‘corn goes in here and meal comes out there,’ we developed
a one page pamphlet that simply explains the milling process that
cannot be seen while operating. Remember, you may be the only one
in the crowd who knows what is happening and why, so ‘tell
others.’

‘Listen When Someone Else Is Talking’

One of my father’s favorite lessons is, ‘You can’t
learn when you are doing the talking.’ Like kindergartners, we
should listen when someone is talking.

Many times others have valuable information about our hobby or
your particular engine or its use in their remembrance, if you
first take time to listen and then record or write down what you
hear.

One time an elderly gentleman approached me and reminisced about
cutting timber to produce wooden barrel staves. He had valuable
information that I listened to, but it went in one ear and out the
other. Later, I could not remember the specifics. What a difference
a note pad and pen would make now! Carry paper and pen, video
camera or tape recorder with you at shows. So listen and learn for
yourself, and for others as well. Who knows when you may learn
something of value, local history, farming or engine tales, paint
colors, repair tips, etc., to preserve and pass on.

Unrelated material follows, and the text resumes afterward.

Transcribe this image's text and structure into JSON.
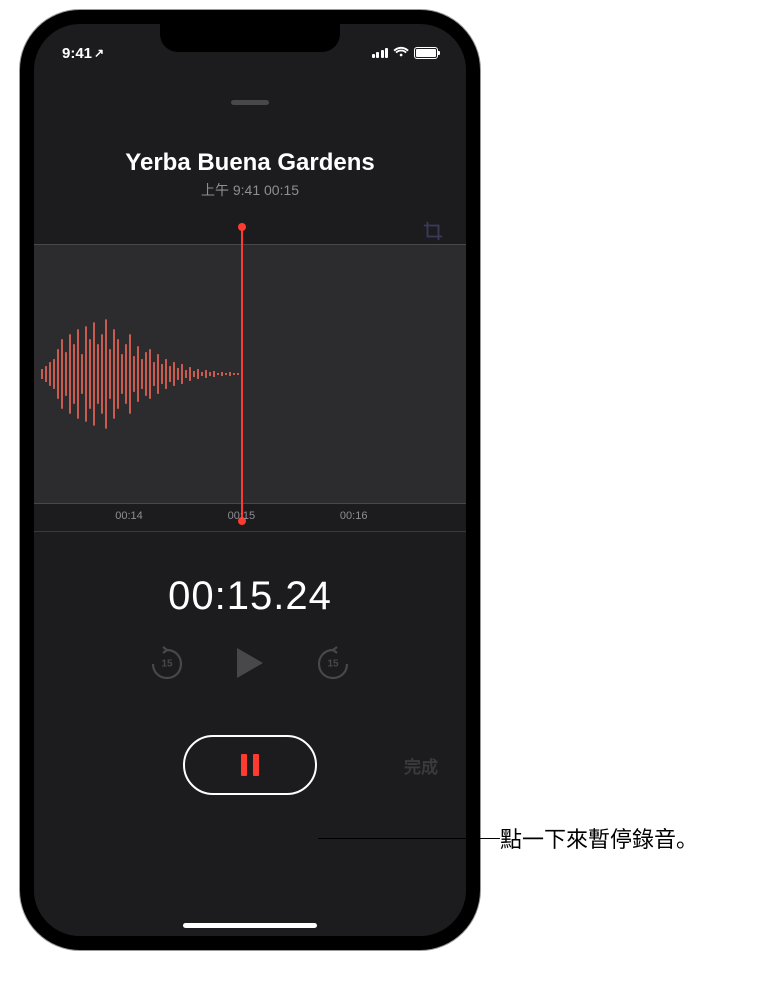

‘SHARE’

In school we learn to share, because we have to. In our hobby we
should share because we want to.

1. Share your knowledge and skills with others! Remember, once
you were starting out and how hard it was to learn without
others’ help. Help young people get started in our hobby. A
friend of mine at engine shows spends more time helping tinker on
others’ troublesome engines than petting his own smooth running
stock. But he gets much satisfaction by helping others.

2. Share your information, sources, photos with others. Get
double prints of your show photos and share. Tell others where you
got your decal, parts, paint, literature etc. to help them.

3. Share your bits, pieces and extra play toys so others can
enjoy our hobby. Is it really true that the person with the most
parts and exhibits wins? A late friend always seemed to have a
‘starter’ engine for a new engineer at a fair price and
always enjoyed helping another engine person get a start. Food for
thought!

Yes, lessons learned in our youth will serve our hobby and
ourselves well. The general public would benefit if we would act
like a kid. But always remember, PLAY SAFE! Use fences, plexiglass
guards, signs to protect others who don’t know gears pinch and
belts grab fingers, sleeves, etc. Always have a first aid kit and
fire extinguisher handy, just in case!

Gas Engine Magazine

Preserving the History of Internal Combustion Engines